INFORMATION SHOWN -
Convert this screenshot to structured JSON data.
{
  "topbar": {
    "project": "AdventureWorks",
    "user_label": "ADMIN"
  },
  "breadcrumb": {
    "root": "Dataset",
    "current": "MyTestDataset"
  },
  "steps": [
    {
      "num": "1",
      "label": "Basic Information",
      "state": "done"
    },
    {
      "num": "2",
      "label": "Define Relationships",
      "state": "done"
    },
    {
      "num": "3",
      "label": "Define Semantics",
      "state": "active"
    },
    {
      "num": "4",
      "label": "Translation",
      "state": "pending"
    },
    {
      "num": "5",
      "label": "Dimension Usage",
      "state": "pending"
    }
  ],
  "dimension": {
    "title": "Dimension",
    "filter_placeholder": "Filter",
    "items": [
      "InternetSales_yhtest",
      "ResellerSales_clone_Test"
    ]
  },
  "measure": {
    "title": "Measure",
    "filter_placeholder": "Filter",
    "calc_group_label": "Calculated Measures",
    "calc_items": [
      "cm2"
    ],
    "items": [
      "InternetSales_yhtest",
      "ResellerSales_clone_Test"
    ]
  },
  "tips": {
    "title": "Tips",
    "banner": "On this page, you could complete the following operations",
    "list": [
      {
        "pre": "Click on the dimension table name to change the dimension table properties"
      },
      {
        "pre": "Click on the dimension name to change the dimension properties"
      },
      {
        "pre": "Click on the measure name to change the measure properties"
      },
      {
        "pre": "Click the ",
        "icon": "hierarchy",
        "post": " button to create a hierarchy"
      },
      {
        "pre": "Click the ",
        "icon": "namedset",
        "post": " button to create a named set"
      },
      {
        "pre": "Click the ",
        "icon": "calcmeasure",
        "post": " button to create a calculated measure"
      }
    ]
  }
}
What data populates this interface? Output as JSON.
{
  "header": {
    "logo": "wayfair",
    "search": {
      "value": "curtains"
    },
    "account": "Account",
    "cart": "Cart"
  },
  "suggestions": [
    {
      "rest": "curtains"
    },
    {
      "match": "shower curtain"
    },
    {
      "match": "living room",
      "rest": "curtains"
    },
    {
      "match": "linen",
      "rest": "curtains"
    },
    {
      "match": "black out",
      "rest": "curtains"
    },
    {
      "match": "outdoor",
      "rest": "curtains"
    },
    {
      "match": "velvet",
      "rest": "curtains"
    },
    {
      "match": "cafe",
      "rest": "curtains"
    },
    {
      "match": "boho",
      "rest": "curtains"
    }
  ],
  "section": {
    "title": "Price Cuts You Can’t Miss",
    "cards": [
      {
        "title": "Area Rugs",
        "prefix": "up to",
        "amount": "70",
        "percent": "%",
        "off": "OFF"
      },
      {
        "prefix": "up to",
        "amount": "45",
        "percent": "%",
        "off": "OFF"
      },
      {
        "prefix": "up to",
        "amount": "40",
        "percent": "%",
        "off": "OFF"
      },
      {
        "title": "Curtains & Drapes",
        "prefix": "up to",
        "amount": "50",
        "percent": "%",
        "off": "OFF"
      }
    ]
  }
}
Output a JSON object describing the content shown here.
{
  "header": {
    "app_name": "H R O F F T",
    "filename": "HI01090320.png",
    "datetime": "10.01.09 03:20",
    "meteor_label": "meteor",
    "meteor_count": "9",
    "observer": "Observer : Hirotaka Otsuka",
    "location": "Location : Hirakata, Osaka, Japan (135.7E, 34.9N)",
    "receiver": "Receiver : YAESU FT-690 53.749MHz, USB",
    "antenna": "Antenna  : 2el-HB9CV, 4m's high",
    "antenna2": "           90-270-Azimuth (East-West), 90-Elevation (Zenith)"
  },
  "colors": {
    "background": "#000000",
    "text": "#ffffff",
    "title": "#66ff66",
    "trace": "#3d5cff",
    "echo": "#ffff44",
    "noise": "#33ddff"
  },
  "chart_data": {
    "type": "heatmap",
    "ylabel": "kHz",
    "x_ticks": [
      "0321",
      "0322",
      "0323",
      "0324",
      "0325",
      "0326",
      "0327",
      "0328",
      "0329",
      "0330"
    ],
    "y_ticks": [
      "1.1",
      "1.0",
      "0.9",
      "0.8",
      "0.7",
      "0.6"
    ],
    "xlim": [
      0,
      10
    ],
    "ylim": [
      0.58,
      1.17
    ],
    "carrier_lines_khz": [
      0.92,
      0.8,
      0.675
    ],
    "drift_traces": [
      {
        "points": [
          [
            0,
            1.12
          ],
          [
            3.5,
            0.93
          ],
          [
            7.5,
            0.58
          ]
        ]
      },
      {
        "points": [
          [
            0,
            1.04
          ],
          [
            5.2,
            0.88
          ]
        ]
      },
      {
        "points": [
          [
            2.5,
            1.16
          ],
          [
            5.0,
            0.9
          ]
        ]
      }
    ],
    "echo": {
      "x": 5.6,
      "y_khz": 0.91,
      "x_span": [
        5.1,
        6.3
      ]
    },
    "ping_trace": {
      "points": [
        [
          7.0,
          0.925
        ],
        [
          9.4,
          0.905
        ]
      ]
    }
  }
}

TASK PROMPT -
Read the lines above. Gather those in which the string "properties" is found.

RESPONSE BELOW -
        "pre": "Click on the dimension table name to change the dimension table properties"
        "pre": "Click on the dimension name to change the dimension properties"
        "pre": "Click on the measure name to change the measure properties"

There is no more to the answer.